Connections, which will be forged by Red Mountain Park’s status as a vital link between the past, present, and future of Birmingham. The park will be a major destination for family outings, school groups, history buffs and outdoor enthusiasts from throughout the Birmingham region and Alabama, as well as an attractive tourist stop. The park will also continue to work with other local nonprofit and civic organizations, neighborhood and community groups and interested individuals to be a point of convergence for building community.
Aesthetics, with development of the park being guided by design principles derived from the former mining structures that populate the site, as well as by the rich tradition of local folk art and a strong commitment to environmental stewardship.
Like major parks across America, including New York’s Central Park and Golden Gate Park in SanFrancisco, Red Mountain Park will be a long-term work in progress. It will be developed over a lengthy period, with plans adapted to changing conditions and public demand.
At the same time, Red Mountain will be like other major parks in that it will have a fundamental character defined by its unique place in the local community. It will have a range of essential uses that are central to its role in the Birmingham region, and which will be retained in perpetuity as the park’s core resources and visitor experiences. For more details about the development of Red Mountain Park, take a look at our Development Plan.
How You Can Help

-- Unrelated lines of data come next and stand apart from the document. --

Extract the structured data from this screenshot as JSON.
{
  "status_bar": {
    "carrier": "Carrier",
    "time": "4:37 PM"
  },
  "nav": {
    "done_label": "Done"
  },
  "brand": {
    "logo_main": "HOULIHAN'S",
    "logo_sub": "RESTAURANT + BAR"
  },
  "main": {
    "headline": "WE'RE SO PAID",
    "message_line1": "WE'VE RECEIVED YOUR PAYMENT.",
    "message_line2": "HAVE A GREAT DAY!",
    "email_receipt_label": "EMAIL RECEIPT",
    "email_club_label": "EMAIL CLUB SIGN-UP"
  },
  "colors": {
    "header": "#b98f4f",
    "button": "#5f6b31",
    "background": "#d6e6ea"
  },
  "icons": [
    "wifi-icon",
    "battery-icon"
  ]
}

From providing financial support to volunteering time, energy and ideas, there are a multitude of opportunities to contribute to the development of Red Mountain Park. To learn more about how you can help, visit our Support page.
Event Name: Red Mountain Park
Article: Revisiting Red Mountain Park: A huge park opens, but there’s more in store
WELD - Apr 24, 2012
By Madison Underwood
Three years ago, while writing for another weekly paper in Birmingham, I wrote a cover story called “A Peek Through the Privet.” It offered a preview of Red Mountain Park, then in early stages of development, and it opened like this: It has been 47 y… Expand
Three years ago, while writing for another weekly paper in Birmingham, I wrote a cover story called “A Peek Through the Privet.” It offered a preview of Red Mountain Park, then in early stages of development, and it opened like this: It has been 47 years since there’s been an active iron ore mine on Red Mountain, and in that time the Japanese privet has grown thick. When given time and a temperate Southern climate, the shrub — considered an invasive species — grows quite large. Together, the privet and the kudzu (that other Japanese plant plague) have nearly encased in a foliage veneer the mine entrances, rail beds and other remnants of a century of mining on the mountain. It has now been 50 years since there was mining on Red Mountain, but thanks to work by Red Mountain Park staff and loads of volunteer work by Friends of Red Mountain Park and others, much of the privet has been trimmed back and some of the park’s history — which, more than anything else, is also Birmingham’s history — has been laid bare. Collapse
Article: Alabama's Red Mountain Park plans to go public soon
The Birmingham News - Sep 25, 2011
By Thomas Spencer
Red Mountain Park is preparing to open more than 10 miles of unpaved trail that crisscrosses the ridges and valleys of the eastern half of the park property. The park's executive director, David Dionne, said no date has been set but he hopes to start… Expand
Red Mountain Park is preparing to open more than 10 miles of unpaved trail that crisscrosses the ridges and valleys of the eastern half of the park property. The park's executive director, David Dionne, said no date has been set but he hopes to start allowing public access to the property by late fall or winter.